A case can be made that the ‘fan cave” at my house is a monument to failure, and it’s a relatively strong case.
The minute you walk into the hallway you’ll see a wall full of programs and artifacts from the original North American Soccer League, as well as the American Soccer League.
Step into the main room and there’s an entire side of it devoted to the World Football League and United States Football League, with special emphasis on the Birmingham Americans, Birmingham Vulcans and Birmingham Stallions.
Walk a little further and a World Hockey Association display is the main attraction – starring the Birmingham Bulls.
What do all these leagues and teams have in common?
Well, they’re dead.
They came, they went, and now they’re left to be judged by history.
Depressing stuff, right?
Not to me. Not at all.
In fact, my fan cave is my happy place – the room I retreat to when I want to clear my head and where I churn out many of my columns. I spent years decorating it, and now it serves as my own private sports museum and inspiration tank.
My collection of mostly Magic City sports history provides magic all its own, helping me travel back in time to some of the best times of my life.
When I look at my Americans pennant (and opening game ticket stub and homemade Ams helmet), I don’t dwell on the WFL’s financial disaster – at the time the worst in sports history.
Instead, I think back to July 10, 1974, when a young teenager saw his very first pro football game in person, sitting at Legion Field with his dad on one side and his brother on the other as Birmingham topped Southern Cal, 11-7.
I remember a team that hung 58 points on the Memphis Southmen while one of the loudest crowds I’ve ever been a part of cheered so loudly my ears were ringing when it was all over.
And when the Ams beat the Florida Blazers in the World Bowl, I can still hear myself cheering as I watched the game through the “miracle” of cable television at my brother’s house in Center Point.
If I glance at my Vulcans car tag or Vulcans Booster Club certificate, my first thought isn’t that the league folded 12 weeks into the 1975 season.
It’s joining more than 30,000 people at the “Football Capital of the South” on a scorching July day to watch a controlled scrimmage between the Vulcans and Southmen. That was the game that featured the debut of the WFL’s most famous players – Larry Csonka, Jim Kiick and Paul Warfield.
The USFL died by its own hand when it left a spring schedule in an effort to compete with the NFL in the fall, but it lives on when I look at the Joe Cribbs’ game-used Stallions jersey I have and my three custom-made player figurines.
And that ticket stub from the 1985 Eastern Conference final against the Baltimore Stars at Legion Field might’ve been Birmingham’s last game in the USFL, but it was also a clash that helped me realize these were great teams that could’ve held their own in football’s biggest league.
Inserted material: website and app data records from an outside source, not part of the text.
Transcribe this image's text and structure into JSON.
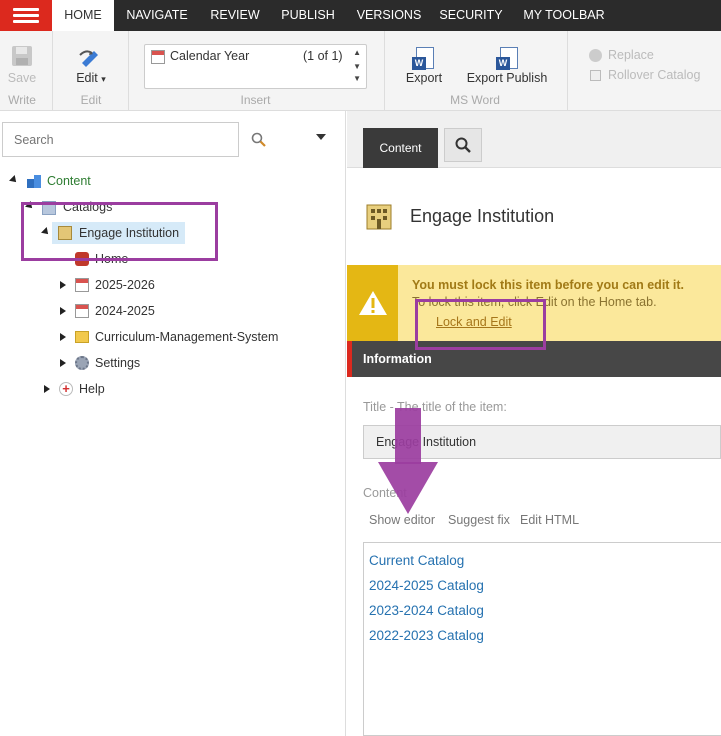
{
  "topnav": {
    "tabs": [
      "HOME",
      "NAVIGATE",
      "REVIEW",
      "PUBLISH",
      "VERSIONS",
      "SECURITY",
      "MY TOOLBAR"
    ],
    "active_tab": "HOME"
  },
  "ribbon": {
    "save_label": "Save",
    "write_label": "Write",
    "edit_btn_label": "Edit",
    "edit_group_label": "Edit",
    "calendar_item": "Calendar Year",
    "calendar_count": "(1 of 1)",
    "insert_label": "Insert",
    "export_label": "Export",
    "export_publish_label": "Export Publish",
    "msword_label": "MS Word",
    "replace_label": "Replace",
    "rollover_label": "Rollover Catalog"
  },
  "tree": {
    "search_placeholder": "Search",
    "content": "Content",
    "catalogs": "Catalogs",
    "engage": "Engage Institution",
    "home": "Home",
    "y2025": "2025-2026",
    "y2024": "2024-2025",
    "cms": "Curriculum-Management-System",
    "settings": "Settings",
    "help": "Help"
  },
  "editor_panel": {
    "tab_content": "Content",
    "item_title": "Engage Institution",
    "warning_title": "You must lock this item before you can edit it.",
    "warning_sub": "To lock this item, click Edit on the Home tab.",
    "lock_and_edit": "Lock and Edit",
    "section_title": "Information",
    "title_label": "Title - The title of the item:",
    "title_value": "Engage Institution",
    "content_label": "Content",
    "show_editor": "Show editor",
    "suggest_fix": "Suggest fix",
    "edit_html": "Edit HTML",
    "links": [
      "Current Catalog",
      "2024-2025 Catalog",
      "2023-2024 Catalog",
      "2022-2023 Catalog"
    ]
  },
  "colors": {
    "brand_red": "#dc291e",
    "nav_dark": "#2b2b2b",
    "annotation_purple": "#9b3da0",
    "warning_yellow": "#fbe89b",
    "link_blue": "#2672b0"
  }
}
I guess I should tell you that admiring my Birmingham Barracudas display – featuring a replica jersey, cap, season press pass and Legion Field parking pass – does still sting a little.
The Canadian Football League is my favorite brand of tackle football, and knowing it plays on while the Cudas played out after a one-and-done season saddens me.
But, you know the old saying: “Don’t cry because it’s over, smile because it happened.”
Hey, I got to sit in the press box and watch CFL Hall of Famers Matt Dunigan and Anthony Calvillo duke it out in the first CFL game ever played in Birmingham. That’s unforgettable.
There are also physical reminders of the Birmingham Fire (World League of American Football), Birmingham Steeldogs (Arena football 2), Birmingham Thunderbolts (XFL) and Birmingham Iron (Alliance of American Football), and even a good deal of gridiron memorabilia that has nothing to do with Birmingham at all – it’s just stuff I collected and enjoy.
And of course my shrine to the Bulls isn’t merely a tribute to the WHA and stars such as Frank Mahovlich and Mark Napier, but a reminder of when hockey became my favorite sport.
Going to the Birmingham-Jefferson Civic Center Coliseum and rooting for the Bulls – even though they usually sat near the bottom of the WHA standings – made for some of the best times I ever had.
So sure, you can visit my fan cave and think it’s a room full of bittersweet memories and broken dreams. I won’t argue with you because in a technical sense, you’re right.
For me, though, it’s far more sweet than bitter. It represents days gone by, but they’re days that – in my mind – will last as long as I live.